As an initial matter, we decline child's request for de novo review. Child does not provide any reason why this case merits de novo review, and we do not perceive any reason for it. See ORAP 5.45(8)(c) (stating that we exercise de novo review only in "exceptional" cases). Accordingly, we view the evidence, as supplemented and buttressed by permissible derivative inferences, in the light most favorable to the trial court's disposition and assess whether, when so viewed, the record was legally sufficient to permit that outcome. Dept. of Human Services v. N. P., 257 Or.App. 633, 639, __ P.3d___ (2013). We describe the facts in accordance with that standard.
Although the history of this case is extensive, we provide only the background necessary to address the issues before us. At the time of the review hearing, child, age five, continued to live in the foster home of his maternal grandmother with his two half-siblings, both of whom were adopted by grandmother when mother's parental rights to them were terminated several years ago. Father, after a visit to his home by immigration officials, left the United States to return to Mexico in late 2010 and remains there.
DHS first became involved in the family's life in 2007. As we explained in ARS II:
"DHS first filed a dependency petition with respect to child on July 24, 2007, four days after his birth. In a shelter/preliminary hearing order, the juvenile court granted DHS temporary custody of child and approved placement of child with mother in child's maternal grandmother's (foster mother) home. Jurisdiction was established in September 2007; as to mother, it was based on mother's substance abuse problem, exposure of child to controlled substances while pregnant, and relinquishment of parental rights to her two older children. Jurisdiction as to father was based on his substance abuse, his status as legal father, and because his parenting capacity was 'unknown.' Child remained placed with mother in foster mother's home. In October 2008, the juvenile court ruled that mother had made sufficient progress to ensure child's safe return to her and terminated its wardship of child. A year later, however, after mother left child with foster mother for five days without telling her when she would return, foster mother called DHS, and DHS again took protective custody of child. In October 2009, DHS filed a new dependency petition. The juvenile court entered new jurisdictional judgments over child in November 2009 (relating to father) and February 2010 (relating to mother). Child has lived with foster mother ever since.

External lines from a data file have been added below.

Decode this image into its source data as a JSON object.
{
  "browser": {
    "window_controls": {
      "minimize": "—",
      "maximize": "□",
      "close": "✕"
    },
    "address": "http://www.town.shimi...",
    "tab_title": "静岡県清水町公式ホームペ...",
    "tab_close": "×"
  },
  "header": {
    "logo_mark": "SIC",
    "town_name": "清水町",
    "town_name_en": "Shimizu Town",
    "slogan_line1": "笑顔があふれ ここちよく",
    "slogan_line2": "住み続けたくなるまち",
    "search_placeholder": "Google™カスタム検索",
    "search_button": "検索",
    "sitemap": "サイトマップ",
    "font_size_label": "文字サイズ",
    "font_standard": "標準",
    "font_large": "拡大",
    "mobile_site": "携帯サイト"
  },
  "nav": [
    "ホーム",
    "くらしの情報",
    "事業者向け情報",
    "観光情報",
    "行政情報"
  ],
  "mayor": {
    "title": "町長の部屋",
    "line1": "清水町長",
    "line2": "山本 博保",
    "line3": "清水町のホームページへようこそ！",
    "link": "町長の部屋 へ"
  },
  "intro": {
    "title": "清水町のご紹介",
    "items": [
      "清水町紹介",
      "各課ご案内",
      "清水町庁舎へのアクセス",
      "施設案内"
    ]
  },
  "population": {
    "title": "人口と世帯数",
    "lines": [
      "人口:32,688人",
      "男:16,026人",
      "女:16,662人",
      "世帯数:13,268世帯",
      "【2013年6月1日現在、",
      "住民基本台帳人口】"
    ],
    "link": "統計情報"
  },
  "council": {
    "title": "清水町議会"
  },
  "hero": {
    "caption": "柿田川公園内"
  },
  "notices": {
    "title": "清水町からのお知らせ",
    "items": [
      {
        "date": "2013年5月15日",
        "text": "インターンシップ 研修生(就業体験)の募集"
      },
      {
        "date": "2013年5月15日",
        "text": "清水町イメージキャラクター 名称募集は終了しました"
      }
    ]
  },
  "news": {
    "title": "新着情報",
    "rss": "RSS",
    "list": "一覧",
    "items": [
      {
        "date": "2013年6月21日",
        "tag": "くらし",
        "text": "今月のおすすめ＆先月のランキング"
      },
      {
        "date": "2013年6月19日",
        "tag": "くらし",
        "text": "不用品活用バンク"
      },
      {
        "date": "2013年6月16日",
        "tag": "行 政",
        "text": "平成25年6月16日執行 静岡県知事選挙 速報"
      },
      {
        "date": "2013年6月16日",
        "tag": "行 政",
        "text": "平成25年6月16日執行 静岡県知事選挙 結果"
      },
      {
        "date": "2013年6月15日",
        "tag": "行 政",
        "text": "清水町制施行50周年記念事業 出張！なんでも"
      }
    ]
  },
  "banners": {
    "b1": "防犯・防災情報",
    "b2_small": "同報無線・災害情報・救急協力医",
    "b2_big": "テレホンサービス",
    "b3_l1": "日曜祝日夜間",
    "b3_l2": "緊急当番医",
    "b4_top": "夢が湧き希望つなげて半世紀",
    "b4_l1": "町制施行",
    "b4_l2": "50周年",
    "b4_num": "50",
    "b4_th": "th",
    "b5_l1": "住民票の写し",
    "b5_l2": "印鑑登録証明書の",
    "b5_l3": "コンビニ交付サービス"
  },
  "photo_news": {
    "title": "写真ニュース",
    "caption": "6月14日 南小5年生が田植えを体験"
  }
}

"As it relates to mother, the court established dependency jurisdiction over child based on the following facts:
"'A. The mother has had residential instability since July of 2009, which impairs her ability to ...